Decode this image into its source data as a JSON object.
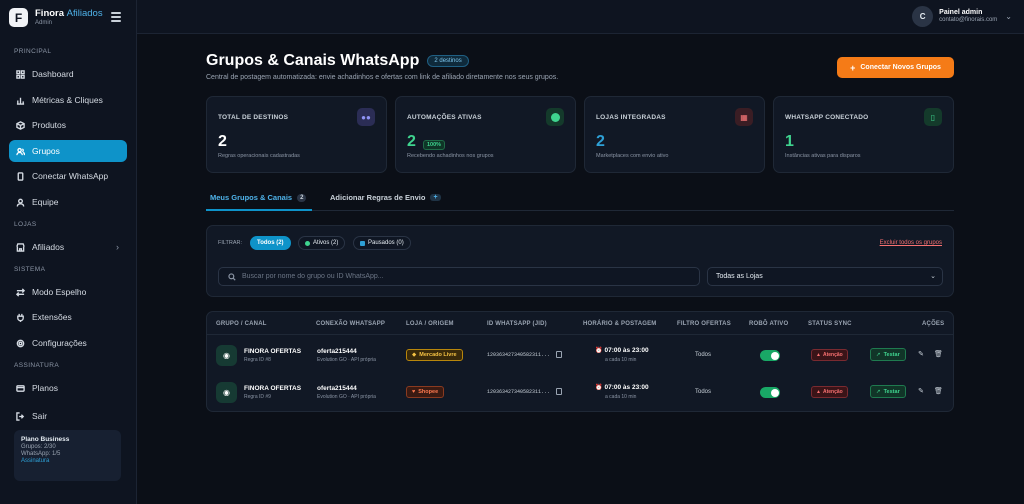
{
  "brand": {
    "logo_letter": "F",
    "name": "Finora",
    "name_accent": "Afiliados",
    "role": "Admin"
  },
  "sidebar": {
    "sections": {
      "principal": "PRINCIPAL",
      "lojas": "LOJAS",
      "sistema": "SISTEMA",
      "assinatura": "ASSINATURA"
    },
    "items": [
      {
        "label": "Dashboard",
        "icon": "grid-icon"
      },
      {
        "label": "Métricas & Cliques",
        "icon": "bar-chart-icon"
      },
      {
        "label": "Produtos",
        "icon": "box-icon"
      },
      {
        "label": "Grupos",
        "icon": "users-icon",
        "active": true
      },
      {
        "label": "Conectar WhatsApp",
        "icon": "phone-icon"
      },
      {
        "label": "Equipe",
        "icon": "user-icon"
      },
      {
        "label": "Afiliados",
        "icon": "store-icon"
      },
      {
        "label": "Modo Espelho",
        "icon": "swap-icon"
      },
      {
        "label": "Extensões",
        "icon": "plug-icon"
      },
      {
        "label": "Configurações",
        "icon": "gear-icon"
      },
      {
        "label": "Planos",
        "icon": "card-icon"
      },
      {
        "label": "Sair",
        "icon": "logout-icon"
      }
    ],
    "plan": {
      "title": "Plano Business",
      "groups": "Grupos: 2/30",
      "whatsapp": "WhatsApp: 1/5",
      "link": "Assinatura"
    }
  },
  "user": {
    "initial": "C",
    "name": "Painel admin",
    "email": "contato@finorais.com"
  },
  "header": {
    "title": "Grupos & Canais WhatsApp",
    "badge": "2 destinos",
    "subtitle": "Central de postagem automatizada: envie achadinhos e ofertas com link de afiliado diretamente nos seus grupos.",
    "cta": "Conectar Novos Grupos",
    "cta_icon": "+"
  },
  "stats": [
    {
      "label": "TOTAL DE DESTINOS",
      "value": "2",
      "caption": "Regras operacionais cadastradas",
      "icon": "users-icon",
      "color": "#ffffff"
    },
    {
      "label": "AUTOMAÇÕES ATIVAS",
      "value": "2",
      "badge": "100%",
      "caption": "Recebendo achadinhos nos grupos",
      "icon": "status-dot-icon",
      "color": "#3fd48f"
    },
    {
      "label": "LOJAS INTEGRADAS",
      "value": "2",
      "caption": "Marketplaces com envio ativo",
      "icon": "store-icon",
      "color": "#2ea0d6"
    },
    {
      "label": "WHATSAPP CONECTADO",
      "value": "1",
      "caption": "Instâncias ativas para disparos",
      "icon": "phone-icon",
      "color": "#3fd48f"
    }
  ],
  "tabs": [
    {
      "label": "Meus Grupos & Canais",
      "count": "2"
    },
    {
      "label": "Adicionar Regras de Envio",
      "extra": "+"
    }
  ],
  "filters": {
    "label": "FILTRAR:",
    "chips": [
      "Todos (2)",
      "Ativos (2)",
      "Pausados (0)"
    ],
    "delete_all": "Excluir todos os grupos",
    "search_placeholder": "Buscar por nome do grupo ou ID WhatsApp...",
    "store_select": "Todas as Lojas"
  },
  "table": {
    "headers": [
      "GRUPO / CANAL",
      "CONEXÃO WHATSAPP",
      "LOJA / ORIGEM",
      "ID WHATSAPP (JID)",
      "HORÁRIO & POSTAGEM",
      "FILTRO OFERTAS",
      "ROBÔ ATIVO",
      "STATUS SYNC",
      "AÇÕES"
    ],
    "rows": [
      {
        "name": "FINORA OFERTAS",
        "rule": "Regra ID #8",
        "conn": "oferta215444",
        "conn_sub": "Evolution GO · API própria",
        "store": "Mercado Livre",
        "jid": "120363427340582311...",
        "time": "07:00 às 23:00",
        "interval": "a cada 10 min",
        "filter": "Todos",
        "robot": true,
        "sync": "Atenção",
        "test": "Testar"
      },
      {
        "name": "FINORA OFERTAS",
        "rule": "Regra ID #9",
        "conn": "oferta215444",
        "conn_sub": "Evolution GO · API própria",
        "store": "Shopee",
        "jid": "120363427340582311...",
        "time": "07:00 às 23:00",
        "interval": "a cada 10 min",
        "filter": "Todos",
        "robot": true,
        "sync": "Atenção",
        "test": "Testar"
      }
    ]
  }
}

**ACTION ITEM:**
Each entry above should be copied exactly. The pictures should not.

**EXERCISE RESULT:**
Decode this image into its source data as a JSON object.
{
  "brand": {
    "logo_letter": "F",
    "name": "Finora",
    "name_accent": "Afiliados",
    "role": "Admin"
  },
  "sidebar": {
    "sections": {
      "principal": "PRINCIPAL",
      "lojas": "LOJAS",
      "sistema": "SISTEMA",
      "assinatura": "ASSINATURA"
    },
    "items": [
      {
        "label": "Dashboard",
        "icon": "grid-icon"
      },
      {
        "label": "Métricas & Cliques",
        "icon": "bar-chart-icon"
      },
      {
        "label": "Produtos",
        "icon": "box-icon"
      },
      {
        "label": "Grupos",
        "icon": "users-icon",
        "active": true
      },
      {
        "label": "Conectar WhatsApp",
        "icon": "phone-icon"
      },
      {
        "label": "Equipe",
        "icon": "user-icon"
      },
      {
        "label": "Afiliados",
        "icon": "store-icon"
      },
      {
        "label": "Modo Espelho",
        "icon": "swap-icon"
      },
      {
        "label": "Extensões",
        "icon": "plug-icon"
      },
      {
        "label": "Configurações",
        "icon": "gear-icon"
      },
      {
        "label": "Planos",
        "icon": "card-icon"
      },
      {
        "label": "Sair",
        "icon": "logout-icon"
      }
    ],
    "plan": {
      "title": "Plano Business",
      "groups": "Grupos: 2/30",
      "whatsapp": "WhatsApp: 1/5",
      "link": "Assinatura"
    }
  },
  "user": {
    "initial": "C",
    "name": "Painel admin",
    "email": "contato@finorais.com"
  },
  "header": {
    "title": "Grupos & Canais WhatsApp",
    "badge": "2 destinos",
    "subtitle": "Central de postagem automatizada: envie achadinhos e ofertas com link de afiliado diretamente nos seus grupos.",
    "cta": "Conectar Novos Grupos",
    "cta_icon": "+"
  },
  "stats": [
    {
      "label": "TOTAL DE DESTINOS",
      "value": "2",
      "caption": "Regras operacionais cadastradas",
      "icon": "users-icon",
      "color": "#ffffff"
    },
    {
      "label": "AUTOMAÇÕES ATIVAS",
      "value": "2",
      "badge": "100%",
      "caption": "Recebendo achadinhos nos grupos",
      "icon": "status-dot-icon",
      "color": "#3fd48f"
    },
    {
      "label": "LOJAS INTEGRADAS",
      "value": "2",
      "caption": "Marketplaces com envio ativo",
      "icon": "store-icon",
      "color": "#2ea0d6"
    },
    {
      "label": "WHATSAPP CONECTADO",
      "value": "1",
      "caption": "Instâncias ativas para disparos",
      "icon": "phone-icon",
      "color": "#3fd48f"
    }
  ],
  "tabs": [
    {
      "label": "Meus Grupos & Canais",
      "count": "2"
    },
    {
      "label": "Adicionar Regras de Envio",
      "extra": "+"
    }
  ],
  "filters": {
    "label": "FILTRAR:",
    "chips": [
      "Todos (2)",
      "Ativos (2)",
      "Pausados (0)"
    ],
    "delete_all": "Excluir todos os grupos",
    "search_placeholder": "Buscar por nome do grupo ou ID WhatsApp...",
    "store_select": "Todas as Lojas"
  },
  "table": {
    "headers": [
      "GRUPO / CANAL",
      "CONEXÃO WHATSAPP",
      "LOJA / ORIGEM",
      "ID WHATSAPP (JID)",
      "HORÁRIO & POSTAGEM",
      "FILTRO OFERTAS",
      "ROBÔ ATIVO",
      "STATUS SYNC",
      "AÇÕES"
    ],
    "rows": [
      {
        "name": "FINORA OFERTAS",
        "rule": "Regra ID #8",
        "conn": "oferta215444",
        "conn_sub": "Evolution GO · API própria",
        "store": "Mercado Livre",
        "jid": "120363427340582311...",
        "time": "07:00 às 23:00",
        "interval": "a cada 10 min",
        "filter": "Todos",
        "robot": true,
        "sync": "Atenção",
        "test": "Testar"
      },
      {
        "name": "FINORA OFERTAS",
        "rule": "Regra ID #9",
        "conn": "oferta215444",
        "conn_sub": "Evolution GO · API própria",
        "store": "Shopee",
        "jid": "120363427340582311...",
        "time": "07:00 às 23:00",
        "interval": "a cada 10 min",
        "filter": "Todos",
        "robot": true,
        "sync": "Atenção",
        "test": "Testar"
      }
    ]
  }
}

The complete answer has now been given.